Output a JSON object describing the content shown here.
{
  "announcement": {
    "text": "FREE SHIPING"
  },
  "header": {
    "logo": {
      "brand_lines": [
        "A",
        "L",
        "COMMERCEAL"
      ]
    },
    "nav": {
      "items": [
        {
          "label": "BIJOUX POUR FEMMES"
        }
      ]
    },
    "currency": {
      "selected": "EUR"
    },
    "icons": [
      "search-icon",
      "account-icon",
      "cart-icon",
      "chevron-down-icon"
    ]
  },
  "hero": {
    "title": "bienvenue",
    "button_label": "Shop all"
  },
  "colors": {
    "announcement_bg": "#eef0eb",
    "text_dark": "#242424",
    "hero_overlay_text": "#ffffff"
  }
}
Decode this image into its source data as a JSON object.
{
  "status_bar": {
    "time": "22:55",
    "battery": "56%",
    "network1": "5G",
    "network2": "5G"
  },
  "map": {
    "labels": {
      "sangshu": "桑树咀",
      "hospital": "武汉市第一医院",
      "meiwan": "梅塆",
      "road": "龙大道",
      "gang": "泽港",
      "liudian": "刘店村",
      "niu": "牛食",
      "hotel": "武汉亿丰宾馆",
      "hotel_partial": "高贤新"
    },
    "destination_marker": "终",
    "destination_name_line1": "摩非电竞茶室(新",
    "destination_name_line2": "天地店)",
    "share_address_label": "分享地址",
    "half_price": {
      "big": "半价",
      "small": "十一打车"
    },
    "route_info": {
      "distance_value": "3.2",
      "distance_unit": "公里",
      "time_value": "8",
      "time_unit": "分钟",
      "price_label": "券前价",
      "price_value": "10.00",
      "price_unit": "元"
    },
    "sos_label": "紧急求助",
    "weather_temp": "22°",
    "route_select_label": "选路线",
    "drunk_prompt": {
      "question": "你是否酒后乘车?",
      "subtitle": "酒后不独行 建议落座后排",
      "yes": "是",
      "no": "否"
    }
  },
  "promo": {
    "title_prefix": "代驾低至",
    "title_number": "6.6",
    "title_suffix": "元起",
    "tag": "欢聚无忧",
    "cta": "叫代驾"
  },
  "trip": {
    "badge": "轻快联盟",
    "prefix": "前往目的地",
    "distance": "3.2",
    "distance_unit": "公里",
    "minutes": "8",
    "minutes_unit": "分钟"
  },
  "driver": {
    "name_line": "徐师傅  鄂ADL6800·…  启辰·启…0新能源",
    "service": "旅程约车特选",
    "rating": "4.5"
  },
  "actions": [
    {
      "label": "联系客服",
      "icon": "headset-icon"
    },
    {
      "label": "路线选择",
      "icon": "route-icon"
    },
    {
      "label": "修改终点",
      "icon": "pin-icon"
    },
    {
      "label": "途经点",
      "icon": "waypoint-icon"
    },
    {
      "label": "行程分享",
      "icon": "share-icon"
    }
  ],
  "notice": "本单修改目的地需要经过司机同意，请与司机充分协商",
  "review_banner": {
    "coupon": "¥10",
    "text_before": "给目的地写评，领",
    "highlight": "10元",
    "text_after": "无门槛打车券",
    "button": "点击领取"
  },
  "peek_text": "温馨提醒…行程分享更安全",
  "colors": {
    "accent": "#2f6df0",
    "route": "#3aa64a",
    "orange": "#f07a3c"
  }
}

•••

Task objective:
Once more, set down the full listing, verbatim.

Task solution:
Output a JSON object describing the content shown here.
{
  "announcement": {
    "text": "FREE SHIPING"
  },
  "header": {
    "logo": {
      "brand_lines": [
        "A",
        "L",
        "COMMERCEAL"
      ]
    },
    "nav": {
      "items": [
        {
          "label": "BIJOUX POUR FEMMES"
        }
      ]
    },
    "currency": {
      "selected": "EUR"
    },
    "icons": [
      "search-icon",
      "account-icon",
      "cart-icon",
      "chevron-down-icon"
    ]
  },
  "hero": {
    "title": "bienvenue",
    "button_label": "Shop all"
  },
  "colors": {
    "announcement_bg": "#eef0eb",
    "text_dark": "#242424",
    "hero_overlay_text": "#ffffff"
  }
}
Decode this image into its source data as a JSON object.
{
  "status_bar": {
    "time": "22:55",
    "battery": "56%",
    "network1": "5G",
    "network2": "5G"
  },
  "map": {
    "labels": {
      "sangshu": "桑树咀",
      "hospital": "武汉市第一医院",
      "meiwan": "梅塆",
      "road": "龙大道",
      "gang": "泽港",
      "liudian": "刘店村",
      "niu": "牛食",
      "hotel": "武汉亿丰宾馆",
      "hotel_partial": "高贤新"
    },
    "destination_marker": "终",
    "destination_name_line1": "摩非电竞茶室(新",
    "destination_name_line2": "天地店)",
    "share_address_label": "分享地址",
    "half_price": {
      "big": "半价",
      "small": "十一打车"
    },
    "route_info": {
      "distance_value": "3.2",
      "distance_unit": "公里",
      "time_value": "8",
      "time_unit": "分钟",
      "price_label": "券前价",
      "price_value": "10.00",
      "price_unit": "元"
    },
    "sos_label": "紧急求助",
    "weather_temp": "22°",
    "route_select_label": "选路线",
    "drunk_prompt": {
      "question": "你是否酒后乘车?",
      "subtitle": "酒后不独行 建议落座后排",
      "yes": "是",
      "no": "否"
    }
  },
  "promo": {
    "title_prefix": "代驾低至",
    "title_number": "6.6",
    "title_suffix": "元起",
    "tag": "欢聚无忧",
    "cta": "叫代驾"
  },
  "trip": {
    "badge": "轻快联盟",
    "prefix": "前往目的地",
    "distance": "3.2",
    "distance_unit": "公里",
    "minutes": "8",
    "minutes_unit": "分钟"
  },
  "driver": {
    "name_line": "徐师傅  鄂ADL6800·…  启辰·启…0新能源",
    "service": "旅程约车特选",
    "rating": "4.5"
  },
  "actions": [
    {
      "label": "联系客服",
      "icon": "headset-icon"
    },
    {
      "label": "路线选择",
      "icon": "route-icon"
    },
    {
      "label": "修改终点",
      "icon": "pin-icon"
    },
    {
      "label": "途经点",
      "icon": "waypoint-icon"
    },
    {
      "label": "行程分享",
      "icon": "share-icon"
    }
  ],
  "notice": "本单修改目的地需要经过司机同意，请与司机充分协商",
  "review_banner": {
    "coupon": "¥10",
    "text_before": "给目的地写评，领",
    "highlight": "10元",
    "text_after": "无门槛打车券",
    "button": "点击领取"
  },
  "peek_text": "温馨提醒…行程分享更安全",
  "colors": {
    "accent": "#2f6df0",
    "route": "#3aa64a",
    "orange": "#f07a3c"
  }
}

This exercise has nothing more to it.